[Data records]

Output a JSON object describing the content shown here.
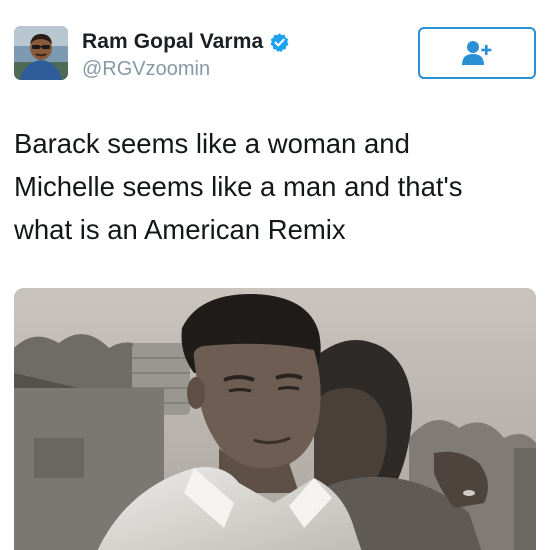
{
  "user": {
    "display_name": "Ram Gopal Varma",
    "handle": "@RGVzoomin",
    "verified": true,
    "avatar_icon": "user-avatar-icon"
  },
  "follow_button": {
    "icon": "add-user-icon",
    "accent_color": "#2b8fd6"
  },
  "tweet": {
    "lines": [
      "Barack seems like a woman and",
      "Michelle seems like a man and that's",
      "what is an American Remix"
    ]
  },
  "media": {
    "kind": "photo",
    "style": "black-and-white"
  },
  "colors": {
    "name_text": "#1b1f23",
    "handle_text": "#8899a6",
    "verified_badge": "#1da1f2"
  }
}
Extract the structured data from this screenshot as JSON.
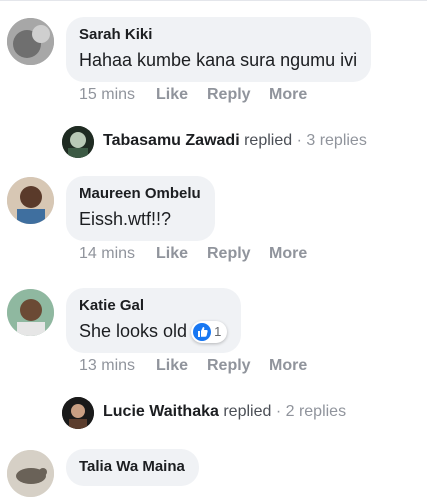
{
  "comments": [
    {
      "author": "Sarah Kiki",
      "text": "Hahaa kumbe kana sura ngumu ivi",
      "time": "15 mins",
      "like": "Like",
      "reply": "Reply",
      "more": "More",
      "replies": {
        "author": "Tabasamu Zawadi",
        "verb": "replied",
        "sep": " · ",
        "count": "3 replies"
      }
    },
    {
      "author": "Maureen Ombelu",
      "text": "Eissh.wtf!!?",
      "time": "14 mins",
      "like": "Like",
      "reply": "Reply",
      "more": "More"
    },
    {
      "author": "Katie Gal",
      "text": "She looks old",
      "time": "13 mins",
      "like": "Like",
      "reply": "Reply",
      "more": "More",
      "reaction": {
        "icon": "like-icon",
        "count": "1",
        "color": "#1877f2"
      },
      "replies": {
        "author": "Lucie Waithaka",
        "verb": "replied",
        "sep": " · ",
        "count": "2 replies"
      }
    },
    {
      "author": "Talia Wa Maina"
    }
  ],
  "colors": {
    "bubble": "#f0f2f5",
    "meta": "#90949c",
    "name": "#1c1e21"
  }
}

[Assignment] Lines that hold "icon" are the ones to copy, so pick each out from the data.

[Task result]
    "avatar_icon": "user-avatar-icon"
    "icon": "add-user-icon",
        "icon": "like-icon",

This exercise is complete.